We are sure more will become clear in due course.
The seizure of documents
Over the weekend there was the news that the House of Commons select committee for the Department of Digital, Culture, Media and Sport (“DCMS Committee”) used parliament’s powers to order a US businessperson visiting England to provide documents.
The Observer reports:
Just how the DCMS came to know how the businessperson carrying this information happened to be visiting the jurisdiction is not yet known. And the legislature using coercive powers against individuals to turn over documents also raises various questions of due process and the rights of individuals and companies.
As it happens, however, it appears the business person swiftly complied with the order. What happens next to the documents will be the subject of anxious scrutiny for all those involved.
The primary reason why the DCMS committee resorted to this exercise seems to be frustration at the ongoing refusal by Facebook to fully engage with the committee’s investigation into “fake news” and related issues. The chief executive of Facebook will not be appearing before the committee to answer questions at the so-called “international grand committee” of parliamentarians from various countries.
The DCMS select committee’s investigation is well worth following closely: it is rare for any select committee to be this focused and robust.
The key question now is whether the seizure of documents tilts the cat-and-mouse dynamic of the committee’s investigation into Facebook to the committee’s advantage.
Legal analysis and comment
Our privacy specialist Kelsey Farish says:
“The findings against Facebook were unsurprising and the level of fine was appropriate. It is difficult to see any sensible grounds for appeal and the quoted press statement is not enlightening. This indicates the appeal is tactical. That would not be unusual if Facebook was being mindful of their wider legal liability for data breaches.”
Our competition law partner Tim Cowen, with wide experience of actions against internet platforms, says:
“Facebook looks like it is worried about further regulatory and private law actions. The Information Commissioner’s findings that Facebook UK citizens at risk certainly raises the prospect of viable private actions by individuals concerned. If this unlawful activity occurred in respect of other Apps, one can see why Facebook are being careful.”
Our media and commercial law consultant David Allen Green, an expert on hacking law and a witness at the Leveson inquiry, says:

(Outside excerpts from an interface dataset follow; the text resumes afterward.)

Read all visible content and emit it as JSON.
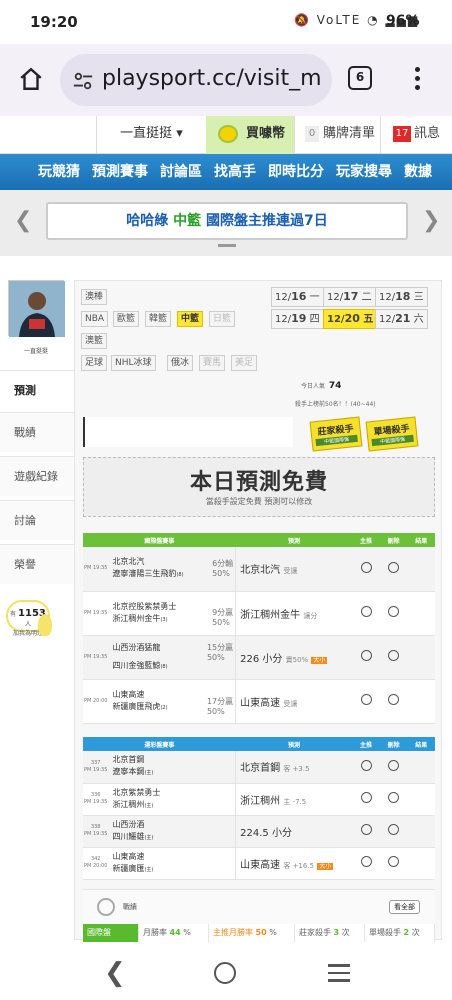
{
  "status_bar": {
    "time": "19:20",
    "icons": "🔕 VoLTE ◔ ▂▄▆",
    "battery": "96%"
  },
  "browser": {
    "url": "playsport.cc/visit_m",
    "tab_count": "6"
  },
  "top_nav": {
    "user": "一直挺挺 ▾",
    "buy": "買噱幣",
    "list_count": "0",
    "list": "購牌清單",
    "msg_count": "17",
    "msg": "訊息"
  },
  "main_nav": [
    "玩競猜",
    "預測賽事",
    "討論區",
    "找高手",
    "即時比分",
    "玩家搜尋",
    "數據"
  ],
  "banner": {
    "prefix": "哈哈綠",
    "highlight": "中籃",
    "suffix": "國際盤主推連過7日"
  },
  "profile": {
    "name": "一直挺挺"
  },
  "side_tabs": [
    "預測",
    "戰績",
    "遊戲紀錄",
    "討論",
    "榮譽"
  ],
  "fan": {
    "prefix": "有",
    "count": "1153",
    "suffix": "人",
    "line2": "加我為明燈"
  },
  "sports": {
    "row1": [
      "澳棒"
    ],
    "row2": [
      "NBA",
      "歐籃",
      "韓籃",
      "中籃",
      "日籃"
    ],
    "row3": [
      "澳籃"
    ],
    "row4": [
      "足球",
      "NHL冰球",
      "俄冰",
      "賽馬",
      "美足"
    ]
  },
  "dates": [
    {
      "md": "12/",
      "d": "16",
      "wd": "一"
    },
    {
      "md": "12/",
      "d": "17",
      "wd": "二"
    },
    {
      "md": "12/",
      "d": "18",
      "wd": "三"
    },
    {
      "md": "12/",
      "d": "19",
      "wd": "四"
    },
    {
      "md": "12/",
      "d": "20",
      "wd": "五"
    },
    {
      "md": "12/",
      "d": "21",
      "wd": "六"
    }
  ],
  "stats": {
    "today_label": "今日人氣",
    "today_value": "74",
    "rank_text": "殺手上榜前50名！！(40~44)"
  },
  "ranks": [
    {
      "title": "莊家殺手",
      "sub": "中籃國際盤"
    },
    {
      "title": "單場殺手",
      "sub": "中籃國際盤"
    }
  ],
  "free": {
    "title": "本日預測免費",
    "sub": "當殺手設定免費 預測可以修改"
  },
  "intl_table": {
    "headers": [
      "國際盤賽事",
      "預測",
      "主推",
      "刪除",
      "結果"
    ],
    "rows": [
      {
        "time_a": "PM",
        "time_b": "19:35",
        "home": "北京北汽",
        "away": "遼寧瀋陽三生飛豹",
        "away_rank": "(8)",
        "line": "6分輸",
        "pct": "50%",
        "pick": "北京北汽",
        "pick_note": "受讓",
        "tag": ""
      },
      {
        "time_a": "PM",
        "time_b": "19:35",
        "home": "北京控股紫禁勇士",
        "away": "浙江稠州金牛",
        "away_rank": "(3)",
        "line": "9分贏",
        "pct": "50%",
        "pick": "浙江稠州金牛",
        "pick_note": "讓分",
        "tag": ""
      },
      {
        "time_a": "PM",
        "time_b": "19:35",
        "home": "山西汾酒猛龍",
        "away": "四川金強藍鯨",
        "away_rank": "(8)",
        "line": "15分贏",
        "pct": "50%",
        "pick": "226 小分",
        "pick_note": "賣50%",
        "tag": "大小"
      },
      {
        "time_a": "PM",
        "time_b": "20:00",
        "home": "山東高速",
        "away": "新疆廣匯飛虎",
        "away_rank": "(2)",
        "line": "17分贏",
        "pct": "50%",
        "pick": "山東高速",
        "pick_note": "受讓",
        "tag": ""
      }
    ]
  },
  "local_table": {
    "headers": [
      "運彩盤賽事",
      "預測",
      "主推",
      "刪除",
      "結果"
    ],
    "rows": [
      {
        "num": "337",
        "time": "PM 19:35",
        "home": "北京首鋼",
        "away": "遼寧本鋼",
        "away_rank": "(主)",
        "pick": "北京首鋼",
        "pick_note": "客 +3.5",
        "tag": ""
      },
      {
        "num": "336",
        "time": "PM 19:35",
        "home": "北京紫禁勇士",
        "away": "浙江稠州",
        "away_rank": "(主)",
        "pick": "浙江稠州",
        "pick_note": "主 -7.5",
        "tag": ""
      },
      {
        "num": "338",
        "time": "PM 19:35",
        "home": "山西汾酒",
        "away": "四川鱷雄",
        "away_rank": "(主)",
        "pick": "224.5 小分",
        "pick_note": "",
        "tag": ""
      },
      {
        "num": "342",
        "time": "PM 20:00",
        "home": "山東高速",
        "away": "新疆廣匯",
        "away_rank": "(主)",
        "pick": "山東高速",
        "pick_note": "客 +16.5",
        "tag": "大小"
      }
    ]
  },
  "streak": {
    "label": "戰績",
    "all": "看全部",
    "cells": [
      {
        "name": "國際盤",
        "value": ""
      },
      {
        "name": "月勝率",
        "value": "44",
        "unit": "%"
      },
      {
        "name": "主推月勝率",
        "value": "50",
        "unit": "%"
      },
      {
        "name": "莊家殺手",
        "value": "3",
        "unit": "次"
      },
      {
        "name": "單場殺手",
        "value": "2",
        "unit": "次"
      }
    ]
  },
  "colors": {
    "green_header": "#6cc13a",
    "blue_header": "#2e9ad9",
    "accent_yellow": "#ffe633",
    "nav_blue": "#1a6fb3"
  }
}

“This seems like the hacking saga, all over again. Just as the early days of mobiles saw a wild west attitude by some tabloids in respect of hacking. The early days of social media probably saw a similar casual and exploitative attitude by some of those involved in social media platforms and some App developers. If so, the first emerging examples are unlikely to be the totality of what actually went on.”